One company that has introduced a product to make your boat safer and stand up to a saltwater environment is Gator Guards. Most anglers will be familiar with their KeelShield, a peel and stick urethane strip that protects your hull's keel. Now they have used that same 3M adhesive system to manufacture an anti-skid pad, GatorSkinz, that can be installed wherever you need extra grip.
Most boat owners have an area where they get in and out of the boat more frequently. Just aft of the T-top or next to a hand rail, this would be the perfect place to apply a pad to the top of the gunnel. Installation is easy and the 3M adhesive will not peel up or delaminate.

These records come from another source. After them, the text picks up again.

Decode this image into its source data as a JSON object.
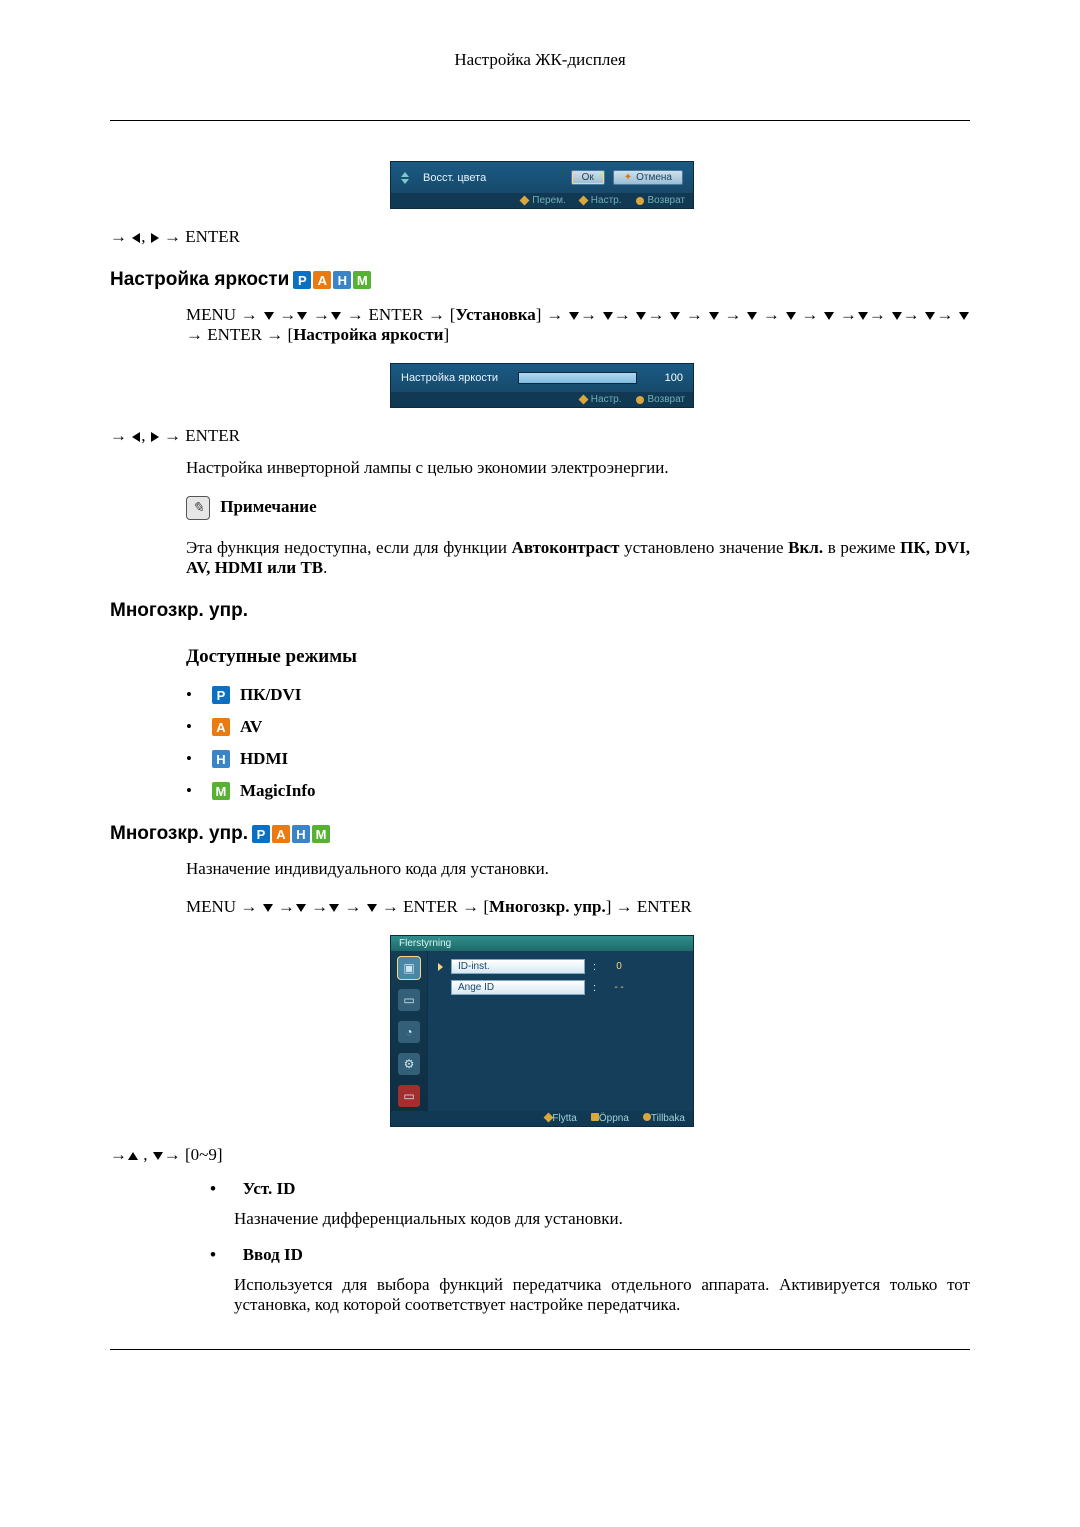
{
  "header": {
    "title": "Настройка ЖК-дисплея"
  },
  "osd_color_reset": {
    "label": "Восст. цвета",
    "ok": "Ок",
    "cancel": "Отмена",
    "footer_move": "Перем.",
    "footer_adjust": "Настр.",
    "footer_return": "Возврат"
  },
  "nav_enter_lr": "ENTER",
  "sec_brightness": {
    "title": "Настройка яркости",
    "badges": {
      "p": "P",
      "a": "A",
      "h": "H",
      "m": "M"
    },
    "path_pre": "MENU",
    "path_enter": "ENTER",
    "path_mid": "Установка",
    "path_enter2": "ENTER",
    "path_end": "Настройка яркости",
    "osd": {
      "label": "Настройка яркости",
      "value": "100",
      "fill_pct": 100,
      "footer_adjust": "Настр.",
      "footer_return": "Возврат"
    },
    "desc": "Настройка инверторной лампы с целью экономии электроэнергии.",
    "note_title": "Примечание",
    "note_text_a": "Эта функция недоступна, если для функции ",
    "note_bold_a": "Автоконтраст",
    "note_text_b": " установлено значение ",
    "note_bold_b": "Вкл.",
    "note_text_c": "в режиме ",
    "note_modes": "ПК, DVI, AV, HDMI или ТВ",
    "note_period": "."
  },
  "sec_multi": {
    "title": "Многозкр. упр.",
    "modes_title": "Доступные режимы",
    "modes": {
      "p": "ПК/DVI",
      "a": "AV",
      "h": "HDMI",
      "m": "MagicInfo"
    },
    "title2": "Многозкр. упр.",
    "desc": "Назначение индивидуального кода для установки.",
    "path_pre": "MENU",
    "path_enter": "ENTER",
    "path_mid": "Многозкр. упр.",
    "path_enter2": "ENTER",
    "osd": {
      "head": "Flerstyrning",
      "row1_label": "ID-inst.",
      "row1_val": "0",
      "row2_label": "Ange ID",
      "row2_val": "- -",
      "footer_move": "Flytta",
      "footer_open": "Öppna",
      "footer_back": "Tillbaka"
    },
    "nav_range": "[0~9]",
    "item1_title": "Уст. ID",
    "item1_text": "Назначение дифференциальных кодов для установки.",
    "item2_title": "Ввод ID",
    "item2_text": "Используется для выбора функций передатчика отдельного аппарата. Активируется только тот установка, код которой соответствует настройке передатчика."
  }
}
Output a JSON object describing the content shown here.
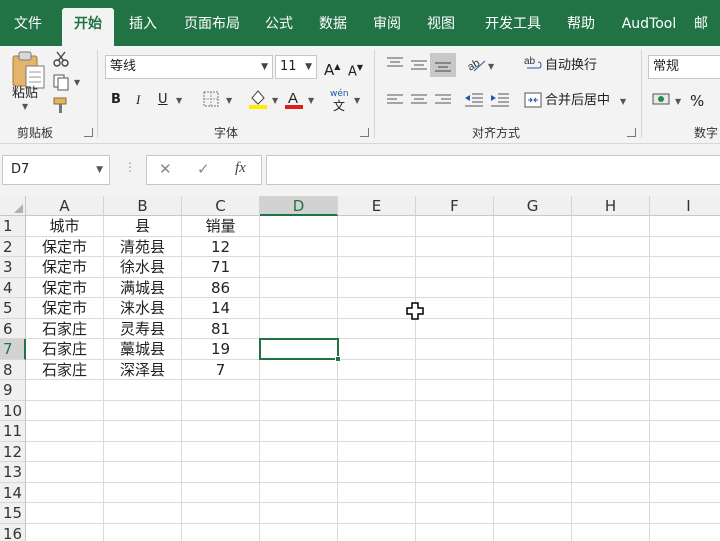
{
  "ribbon_tabs": [
    {
      "label": "文件"
    },
    {
      "label": "开始"
    },
    {
      "label": "插入"
    },
    {
      "label": "页面布局"
    },
    {
      "label": "公式"
    },
    {
      "label": "数据"
    },
    {
      "label": "审阅"
    },
    {
      "label": "视图"
    },
    {
      "label": "开发工具"
    },
    {
      "label": "帮助"
    },
    {
      "label": "AudTool"
    },
    {
      "label": "邮"
    }
  ],
  "active_tab": "开始",
  "clipboard": {
    "paste_label": "粘贴",
    "group_label": "剪贴板"
  },
  "font": {
    "name": "等线",
    "size": "11",
    "group_label": "字体",
    "bold": "B",
    "italic": "I",
    "underline": "U",
    "phonetic": "wén"
  },
  "alignment": {
    "wrap_text_label": "自动换行",
    "merge_center_label": "合并后居中",
    "group_label": "对齐方式"
  },
  "number": {
    "format": "常规",
    "percent": "%",
    "group_label": "数字"
  },
  "formula_bar": {
    "name_box": "D7",
    "fx_label": "fx",
    "formula": ""
  },
  "columns": [
    "A",
    "B",
    "C",
    "D",
    "E",
    "F",
    "G",
    "H",
    "I"
  ],
  "selected_column": "D",
  "rows": [
    "1",
    "2",
    "3",
    "4",
    "5",
    "6",
    "7",
    "8",
    "9",
    "10",
    "11",
    "12",
    "13",
    "14",
    "15",
    "16"
  ],
  "selected_row": "7",
  "table": {
    "headers": [
      "城市",
      "县",
      "销量"
    ],
    "data": [
      [
        "保定市",
        "清苑县",
        "12"
      ],
      [
        "保定市",
        "徐水县",
        "71"
      ],
      [
        "保定市",
        "满城县",
        "86"
      ],
      [
        "保定市",
        "涞水县",
        "14"
      ],
      [
        "石家庄",
        "灵寿县",
        "81"
      ],
      [
        "石家庄",
        "藁城县",
        "19"
      ],
      [
        "石家庄",
        "深泽县",
        "7"
      ]
    ]
  },
  "colors": {
    "accent": "#217346",
    "ribbon_bg": "#f3f3f3"
  }
}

A word of caution: Be sure you position the pad in the exact spot you want it before the back side makes contact with the mounting surface. Once the pad bonds, it's not coming off. The GatorSkinz is available in two textures, one more aggressive than the other and it's made out of 70 percent recycled material. Installation is easy and it's as tough as, you guessed it, a gator skin.
There are many other areas of a boat where an anti-skid pad can be a nice addition: where you stand on the deck, behind your center console and on the top of steps leading up to a tower or flybridge. Most outboard motor brackets double as swim platforms; this is an area where you would especially want some anti-skid. Under most center console leaning post are coolers held in place by a nylon strap. A pair of anti-skid pads applied to the deck, under the cooler, will keep it from sliding in the roughest of conditions.
Depending on the size of the area you need to cover, adding anti-skid using one of these methods will make your boating safer. FS
MARINE PAINT SUPPLIERS
TUFF Coat Marine
Ultra Tuff Manufacturing
340 Denny Ct. Unit A
Montrose, CO 81401
Pettit Marine Paint
Kop-Coat Marine Group
36 Pine St.
Rockaway, NJ 07866
Interlux Paint LLC
6001 Antoine Dr
Houston, TX 77091
AkzoNobel Yacht Coatings
6001 Antoine Dr
Houston, TX 77091
PEEL AND STICK ANTI-SKID PADS
568 E. Vernon
Farmington, IL 61531
Defender Industries, Inc.
42 Great Neck Rd
Waterford, CT 06385
Stewart Products Co.
699 W. Main St. – Ste 208
Hendersonville, TN 37075
First published Florida Sportsman April 2015